My short story, published by Spelk | Short, sharp flash fiction
Some years ago during one of the dull seasons—our work was very much on the seasonal side—my Waterstones branch entered a Book Tokens company competition on ‘opening lines’. We had to identify the opening lines of various more-or-less famous novels. We also had to come up with an opening line of our own. For whatever reason, ‘I’d been prodding the Frenchman with my boot all day to see if he was dead’ was the egg that my subconscious laid and we used that. It bothered me a little, it itched, and I knew that I wanted to make a story from it some time. Much later, the story suddenly came to me in the shower; at that time most of my best ideas, such as they were, seemed to emerge under hot water. I used to covet a pen with ink that would hold to the watery tiles, but that could be wiped away later. Continue reading
Glass by Alex Christofi
Glass by Alex Christofi. My review for Shiny New Books.
Alex Christofi’s debut novel is a mildly eccentric, likeable and interesting not-quite romp.
Read the full review at Shiny New Books…
I have come to wonder whether I will make it through my twenty-third year. In the nine months since my mother died, I started a new job, which led me to meet a number of new people, one of whom I killed in a misunderstanding. But other things happened in the first twenty-two years that I should explain first.
The Inheritors by William Golding
The Inheritors by William Golding. A chewy but fascinating and impressive prehistorical novel by the author of Lord of the Flies. Golding himself thought it his best. This review first appeared in Nudge Books (now NB). Continue reading
The Spectre of Alexander Wolf by Gaito Gazdanov (translated Bryan Karetnyk)
The Spectre of Alexander Wolf by Gaito Gazdanov (translated Bryan Karetnyk). When is someone you killed dead? Mystery, guilt, love, philosophy, and death in a very Russian thriller. This review first appeared in Nudge Books (now NB). Continue reading
Right down extraordinary that petunia was
Some bits and pieces about writing dialogue, taken from Ford Madox Ford’s Joseph Conrad: A Personal Remembrance, a sort of biography. Here Ford is describing his writing collaboration with Conrad. Continue reading
The Gardener from Ochakov by Andrey Kurkov
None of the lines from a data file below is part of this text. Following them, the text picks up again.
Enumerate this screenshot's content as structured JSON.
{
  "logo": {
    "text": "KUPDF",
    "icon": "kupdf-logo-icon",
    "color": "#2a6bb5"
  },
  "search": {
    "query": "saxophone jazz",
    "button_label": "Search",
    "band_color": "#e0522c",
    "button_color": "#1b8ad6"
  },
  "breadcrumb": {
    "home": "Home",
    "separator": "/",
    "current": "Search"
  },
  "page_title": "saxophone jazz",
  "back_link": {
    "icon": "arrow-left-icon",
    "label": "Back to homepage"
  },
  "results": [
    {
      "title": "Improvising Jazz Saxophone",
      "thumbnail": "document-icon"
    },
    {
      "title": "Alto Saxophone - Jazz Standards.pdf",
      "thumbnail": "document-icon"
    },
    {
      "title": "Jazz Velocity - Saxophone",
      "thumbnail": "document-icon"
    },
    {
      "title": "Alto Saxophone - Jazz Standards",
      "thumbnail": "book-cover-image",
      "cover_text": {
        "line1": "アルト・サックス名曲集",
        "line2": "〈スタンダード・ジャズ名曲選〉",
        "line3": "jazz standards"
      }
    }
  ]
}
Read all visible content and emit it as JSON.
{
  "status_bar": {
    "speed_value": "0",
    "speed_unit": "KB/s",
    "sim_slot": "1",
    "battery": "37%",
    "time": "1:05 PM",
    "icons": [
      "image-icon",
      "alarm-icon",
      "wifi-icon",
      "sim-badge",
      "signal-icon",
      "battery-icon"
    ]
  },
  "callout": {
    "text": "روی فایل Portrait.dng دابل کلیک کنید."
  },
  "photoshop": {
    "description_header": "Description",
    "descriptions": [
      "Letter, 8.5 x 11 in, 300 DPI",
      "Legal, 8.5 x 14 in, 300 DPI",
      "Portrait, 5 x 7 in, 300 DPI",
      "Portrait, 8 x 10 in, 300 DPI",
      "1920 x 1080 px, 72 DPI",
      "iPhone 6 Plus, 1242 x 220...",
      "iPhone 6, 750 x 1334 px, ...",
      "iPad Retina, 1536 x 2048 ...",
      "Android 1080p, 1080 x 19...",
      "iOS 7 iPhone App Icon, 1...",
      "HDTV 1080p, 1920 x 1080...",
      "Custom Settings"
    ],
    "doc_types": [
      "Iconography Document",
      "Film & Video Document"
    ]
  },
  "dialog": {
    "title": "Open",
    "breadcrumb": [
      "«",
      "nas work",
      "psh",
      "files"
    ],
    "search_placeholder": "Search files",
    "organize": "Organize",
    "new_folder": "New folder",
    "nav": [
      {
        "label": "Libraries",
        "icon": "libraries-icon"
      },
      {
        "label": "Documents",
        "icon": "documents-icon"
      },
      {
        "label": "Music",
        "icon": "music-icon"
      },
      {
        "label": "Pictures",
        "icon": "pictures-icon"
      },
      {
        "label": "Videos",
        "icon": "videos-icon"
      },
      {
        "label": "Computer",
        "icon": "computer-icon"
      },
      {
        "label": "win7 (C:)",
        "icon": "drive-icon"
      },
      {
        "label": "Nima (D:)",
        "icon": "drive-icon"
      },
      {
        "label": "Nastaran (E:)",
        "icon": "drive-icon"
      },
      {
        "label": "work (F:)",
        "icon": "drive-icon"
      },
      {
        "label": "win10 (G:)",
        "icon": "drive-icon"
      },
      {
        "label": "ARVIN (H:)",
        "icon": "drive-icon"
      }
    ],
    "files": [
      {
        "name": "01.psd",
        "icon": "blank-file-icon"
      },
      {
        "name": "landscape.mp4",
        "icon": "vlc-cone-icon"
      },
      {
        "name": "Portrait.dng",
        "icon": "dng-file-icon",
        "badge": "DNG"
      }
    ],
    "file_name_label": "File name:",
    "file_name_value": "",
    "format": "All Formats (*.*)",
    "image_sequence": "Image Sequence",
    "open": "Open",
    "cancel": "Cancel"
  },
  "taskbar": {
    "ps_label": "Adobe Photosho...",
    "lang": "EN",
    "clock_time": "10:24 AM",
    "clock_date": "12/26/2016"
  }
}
The Gardener from Ochakov by Andrey Kurkov (translated by Amanda Love Darragh). ‘We live in an interesting country, these are interesting times … we can’t help being interesting ourselves’. A Russo-Ukrainian novel. This review first appeared in Nudge Books (now NB). Continue reading
True Grit by Charles Portis
True Grit by Charles Portis. Forget the film adaptations, the unfashionable genre and the kitsch cover, this is a good book: shrewd, amusing and superbly written. This review first appeared in Nudge Books (now NB). Continue reading